Last night, Dior opened an exhibition in Paris that pays homage to the house’s very first fragrance, Miss Dior. Hoping to educate the masses (or at least the people who visit the Grand Palais) on its long-standing association with the arts, the brand commissioned fifteen female artists to produce work specifically inspired by the fragrance.
The resulting interpretations were as varied as they were abstract: American artist Polly Apfelbaum produced a rainbow-colored houndstooth rug the size of a swimming pool; Shirin Neshat directed Natalie Portman in a disturbing short film; Joana Vasconcelos constructed a giant pink electric bow. At Tuesday's opening event, the Portuguese artist wore her very own giant pink bow around her waist (LED lights not included).

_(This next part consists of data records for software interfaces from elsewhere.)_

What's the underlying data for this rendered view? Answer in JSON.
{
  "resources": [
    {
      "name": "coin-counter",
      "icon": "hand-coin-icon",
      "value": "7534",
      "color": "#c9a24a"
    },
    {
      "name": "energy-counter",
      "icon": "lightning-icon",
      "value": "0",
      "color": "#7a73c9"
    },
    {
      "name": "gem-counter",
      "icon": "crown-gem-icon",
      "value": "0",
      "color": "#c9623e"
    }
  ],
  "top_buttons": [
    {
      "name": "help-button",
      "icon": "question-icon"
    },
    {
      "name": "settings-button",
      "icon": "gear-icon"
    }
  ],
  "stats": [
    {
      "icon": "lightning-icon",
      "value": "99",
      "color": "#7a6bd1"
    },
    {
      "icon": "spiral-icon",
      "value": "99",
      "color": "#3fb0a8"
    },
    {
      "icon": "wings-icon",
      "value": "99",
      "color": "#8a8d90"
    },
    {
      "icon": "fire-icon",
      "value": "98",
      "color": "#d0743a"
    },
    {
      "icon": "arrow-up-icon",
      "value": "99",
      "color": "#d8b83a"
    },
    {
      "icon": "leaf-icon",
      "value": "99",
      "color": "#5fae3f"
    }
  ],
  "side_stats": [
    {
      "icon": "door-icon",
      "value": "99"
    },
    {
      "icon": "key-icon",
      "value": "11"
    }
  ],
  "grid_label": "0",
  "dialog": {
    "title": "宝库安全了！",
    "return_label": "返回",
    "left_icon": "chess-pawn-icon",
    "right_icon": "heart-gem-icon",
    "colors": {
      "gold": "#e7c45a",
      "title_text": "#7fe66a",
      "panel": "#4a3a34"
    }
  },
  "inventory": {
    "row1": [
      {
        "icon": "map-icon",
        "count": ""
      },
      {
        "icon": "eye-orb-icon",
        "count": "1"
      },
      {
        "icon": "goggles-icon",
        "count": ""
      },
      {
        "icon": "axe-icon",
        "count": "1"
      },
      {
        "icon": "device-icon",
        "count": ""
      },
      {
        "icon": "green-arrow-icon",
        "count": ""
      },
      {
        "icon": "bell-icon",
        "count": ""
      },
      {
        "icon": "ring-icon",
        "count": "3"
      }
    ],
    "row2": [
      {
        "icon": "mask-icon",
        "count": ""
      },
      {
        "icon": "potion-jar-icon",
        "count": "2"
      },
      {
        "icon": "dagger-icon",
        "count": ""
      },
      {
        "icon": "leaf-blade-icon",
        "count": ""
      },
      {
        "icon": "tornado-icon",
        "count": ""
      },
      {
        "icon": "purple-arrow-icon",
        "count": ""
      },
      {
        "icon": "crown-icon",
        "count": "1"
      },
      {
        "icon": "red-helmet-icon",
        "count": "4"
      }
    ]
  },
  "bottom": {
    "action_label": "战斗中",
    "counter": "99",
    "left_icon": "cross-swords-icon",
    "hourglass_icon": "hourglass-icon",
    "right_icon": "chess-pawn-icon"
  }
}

Also in the exhibit are works by Salvador Dalí, Pablo Picasso, Man Ray, and Alberto Giacometti (part of Monsieur Dior’s original posse), alongside pieces from the archives. On mannequins positioned around the salon were delicate couture dresses from Monsieur Dior’s time, as well as Raf Simons’s more modern interpretations, such as an ebony floral-appliqué dress from his fall 2013 collection.
Despite my best attempts at celebrity stalking, I didn’t catch a glimpse of Natalie Portman — the campaign’s star (and a new Parisian transplant). But Brooklyn-based artist Alyson Shotz, whose work was on display, had met with the actress earlier in the evening: “She was wonderful. We talked right here and she was very sweet and generous, and obviously beautiful. It was exciting because I really liked Black Swan.”
Shotz’s skeletal-looking sculpture, Infinite Rose, is an exploration of one of the perfume’s key ingredients. “I was thinking about deconstructing the rose but it’s also really about change and transformation,” she said of her approach. “It changes as you walk around it.”